### [WHAT IS NEEDED]
Only lines below containing the string "JSON" should be counted; please give that count by itself.

### [RECORDS FOR THE EXERCISE]

━━━━━━

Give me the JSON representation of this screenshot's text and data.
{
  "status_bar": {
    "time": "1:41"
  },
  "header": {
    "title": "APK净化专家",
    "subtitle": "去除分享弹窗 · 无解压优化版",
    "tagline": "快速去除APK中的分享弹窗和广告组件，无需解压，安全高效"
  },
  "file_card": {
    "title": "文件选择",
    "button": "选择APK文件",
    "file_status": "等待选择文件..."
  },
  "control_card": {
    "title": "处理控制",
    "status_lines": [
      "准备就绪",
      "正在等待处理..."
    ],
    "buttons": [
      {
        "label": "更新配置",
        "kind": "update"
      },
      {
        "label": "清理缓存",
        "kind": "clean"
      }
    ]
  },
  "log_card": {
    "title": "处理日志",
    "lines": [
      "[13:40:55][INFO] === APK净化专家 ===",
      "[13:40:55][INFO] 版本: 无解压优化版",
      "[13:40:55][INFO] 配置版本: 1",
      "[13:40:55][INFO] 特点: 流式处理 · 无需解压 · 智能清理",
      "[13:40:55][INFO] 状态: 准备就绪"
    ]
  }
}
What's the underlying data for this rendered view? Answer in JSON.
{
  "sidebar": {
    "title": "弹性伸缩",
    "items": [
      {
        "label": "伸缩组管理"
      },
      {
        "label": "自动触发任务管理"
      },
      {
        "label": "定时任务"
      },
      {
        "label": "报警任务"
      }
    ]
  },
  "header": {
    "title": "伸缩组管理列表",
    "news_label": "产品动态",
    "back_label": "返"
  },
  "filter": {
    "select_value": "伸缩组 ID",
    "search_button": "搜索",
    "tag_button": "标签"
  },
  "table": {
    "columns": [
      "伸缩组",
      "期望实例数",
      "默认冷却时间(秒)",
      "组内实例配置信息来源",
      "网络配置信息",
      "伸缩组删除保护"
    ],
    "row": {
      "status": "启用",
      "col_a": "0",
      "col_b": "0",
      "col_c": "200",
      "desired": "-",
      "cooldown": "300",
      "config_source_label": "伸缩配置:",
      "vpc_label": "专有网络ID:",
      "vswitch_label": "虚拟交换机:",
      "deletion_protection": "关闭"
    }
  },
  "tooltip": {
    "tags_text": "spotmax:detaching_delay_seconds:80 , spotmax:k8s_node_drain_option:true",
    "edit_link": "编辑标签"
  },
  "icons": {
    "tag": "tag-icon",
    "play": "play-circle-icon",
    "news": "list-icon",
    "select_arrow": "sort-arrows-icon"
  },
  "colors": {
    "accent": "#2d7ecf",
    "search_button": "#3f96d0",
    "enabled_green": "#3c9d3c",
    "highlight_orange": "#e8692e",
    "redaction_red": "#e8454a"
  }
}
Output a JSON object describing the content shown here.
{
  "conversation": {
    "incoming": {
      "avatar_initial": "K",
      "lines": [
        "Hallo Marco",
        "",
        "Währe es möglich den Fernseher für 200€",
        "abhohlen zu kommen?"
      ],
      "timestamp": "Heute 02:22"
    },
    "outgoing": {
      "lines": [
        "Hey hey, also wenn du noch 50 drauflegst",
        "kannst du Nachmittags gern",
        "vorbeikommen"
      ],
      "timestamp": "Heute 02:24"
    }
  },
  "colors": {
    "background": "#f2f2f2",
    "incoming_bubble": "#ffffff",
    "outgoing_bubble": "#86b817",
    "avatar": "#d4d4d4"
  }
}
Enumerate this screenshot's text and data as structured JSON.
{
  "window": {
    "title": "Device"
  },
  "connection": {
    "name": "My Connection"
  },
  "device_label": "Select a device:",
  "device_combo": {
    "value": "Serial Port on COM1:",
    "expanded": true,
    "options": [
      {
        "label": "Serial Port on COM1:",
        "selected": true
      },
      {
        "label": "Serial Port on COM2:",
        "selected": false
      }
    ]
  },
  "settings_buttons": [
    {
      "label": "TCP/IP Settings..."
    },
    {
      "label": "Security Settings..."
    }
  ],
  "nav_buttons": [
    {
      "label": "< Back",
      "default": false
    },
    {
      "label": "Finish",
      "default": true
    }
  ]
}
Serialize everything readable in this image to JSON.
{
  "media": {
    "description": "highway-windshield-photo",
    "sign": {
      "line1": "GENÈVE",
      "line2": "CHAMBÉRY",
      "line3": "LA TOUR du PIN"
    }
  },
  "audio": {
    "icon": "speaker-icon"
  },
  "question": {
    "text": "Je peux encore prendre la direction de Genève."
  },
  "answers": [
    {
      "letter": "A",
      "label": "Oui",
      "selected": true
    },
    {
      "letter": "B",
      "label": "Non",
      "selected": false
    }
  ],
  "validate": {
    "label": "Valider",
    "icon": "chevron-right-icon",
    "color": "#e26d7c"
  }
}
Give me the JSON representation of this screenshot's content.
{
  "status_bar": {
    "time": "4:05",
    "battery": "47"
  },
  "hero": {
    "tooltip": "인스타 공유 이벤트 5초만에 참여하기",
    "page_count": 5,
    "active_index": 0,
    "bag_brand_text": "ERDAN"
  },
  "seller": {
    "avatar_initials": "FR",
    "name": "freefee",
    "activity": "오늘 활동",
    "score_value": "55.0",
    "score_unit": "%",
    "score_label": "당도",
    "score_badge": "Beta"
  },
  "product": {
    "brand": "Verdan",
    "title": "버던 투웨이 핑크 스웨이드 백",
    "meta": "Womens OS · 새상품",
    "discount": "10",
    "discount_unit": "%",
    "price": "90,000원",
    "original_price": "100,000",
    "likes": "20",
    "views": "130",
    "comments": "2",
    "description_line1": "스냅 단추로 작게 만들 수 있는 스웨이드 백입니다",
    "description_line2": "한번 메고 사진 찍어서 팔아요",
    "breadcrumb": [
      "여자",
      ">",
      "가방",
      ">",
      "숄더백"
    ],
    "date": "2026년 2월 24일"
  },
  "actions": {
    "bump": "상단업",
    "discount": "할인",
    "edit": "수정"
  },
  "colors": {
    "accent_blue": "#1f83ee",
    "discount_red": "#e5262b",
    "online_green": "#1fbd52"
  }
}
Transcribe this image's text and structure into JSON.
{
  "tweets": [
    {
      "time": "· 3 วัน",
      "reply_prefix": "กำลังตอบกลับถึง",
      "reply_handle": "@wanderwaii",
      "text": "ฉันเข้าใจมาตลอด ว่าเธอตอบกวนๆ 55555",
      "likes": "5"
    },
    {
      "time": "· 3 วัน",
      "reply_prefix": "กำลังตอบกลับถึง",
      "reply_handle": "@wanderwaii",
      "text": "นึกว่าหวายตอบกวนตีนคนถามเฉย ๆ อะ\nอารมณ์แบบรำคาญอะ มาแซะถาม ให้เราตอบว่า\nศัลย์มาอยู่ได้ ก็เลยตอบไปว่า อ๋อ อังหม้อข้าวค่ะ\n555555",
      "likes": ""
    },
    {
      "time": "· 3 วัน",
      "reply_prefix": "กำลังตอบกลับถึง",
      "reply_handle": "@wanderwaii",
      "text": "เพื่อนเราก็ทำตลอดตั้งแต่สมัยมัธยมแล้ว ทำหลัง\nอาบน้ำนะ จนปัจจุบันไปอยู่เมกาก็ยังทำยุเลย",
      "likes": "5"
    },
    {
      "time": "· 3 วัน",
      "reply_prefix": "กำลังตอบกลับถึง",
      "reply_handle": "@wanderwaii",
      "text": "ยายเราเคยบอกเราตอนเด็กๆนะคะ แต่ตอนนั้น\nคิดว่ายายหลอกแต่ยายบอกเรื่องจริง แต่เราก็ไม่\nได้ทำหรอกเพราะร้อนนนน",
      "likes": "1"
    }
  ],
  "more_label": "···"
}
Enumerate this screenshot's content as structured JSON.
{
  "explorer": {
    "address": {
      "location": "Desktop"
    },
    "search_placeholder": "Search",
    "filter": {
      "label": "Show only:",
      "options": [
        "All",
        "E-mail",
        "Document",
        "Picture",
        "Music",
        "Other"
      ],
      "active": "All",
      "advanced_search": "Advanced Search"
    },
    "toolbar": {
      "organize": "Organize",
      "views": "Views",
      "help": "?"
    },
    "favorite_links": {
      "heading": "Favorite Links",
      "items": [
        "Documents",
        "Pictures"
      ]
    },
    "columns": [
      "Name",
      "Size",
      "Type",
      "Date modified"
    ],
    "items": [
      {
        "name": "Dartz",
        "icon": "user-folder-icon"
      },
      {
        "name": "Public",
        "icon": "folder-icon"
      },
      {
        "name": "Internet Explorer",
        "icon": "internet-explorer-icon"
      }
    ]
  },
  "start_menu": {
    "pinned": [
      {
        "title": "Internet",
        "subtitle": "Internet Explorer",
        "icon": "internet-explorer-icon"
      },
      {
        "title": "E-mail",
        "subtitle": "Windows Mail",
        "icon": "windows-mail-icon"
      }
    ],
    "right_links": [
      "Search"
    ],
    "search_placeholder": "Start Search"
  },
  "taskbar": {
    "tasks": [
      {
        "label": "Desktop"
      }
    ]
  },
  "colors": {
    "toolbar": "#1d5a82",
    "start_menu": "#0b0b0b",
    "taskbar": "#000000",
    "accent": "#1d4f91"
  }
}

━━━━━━

### [FINAL ANSWER]
8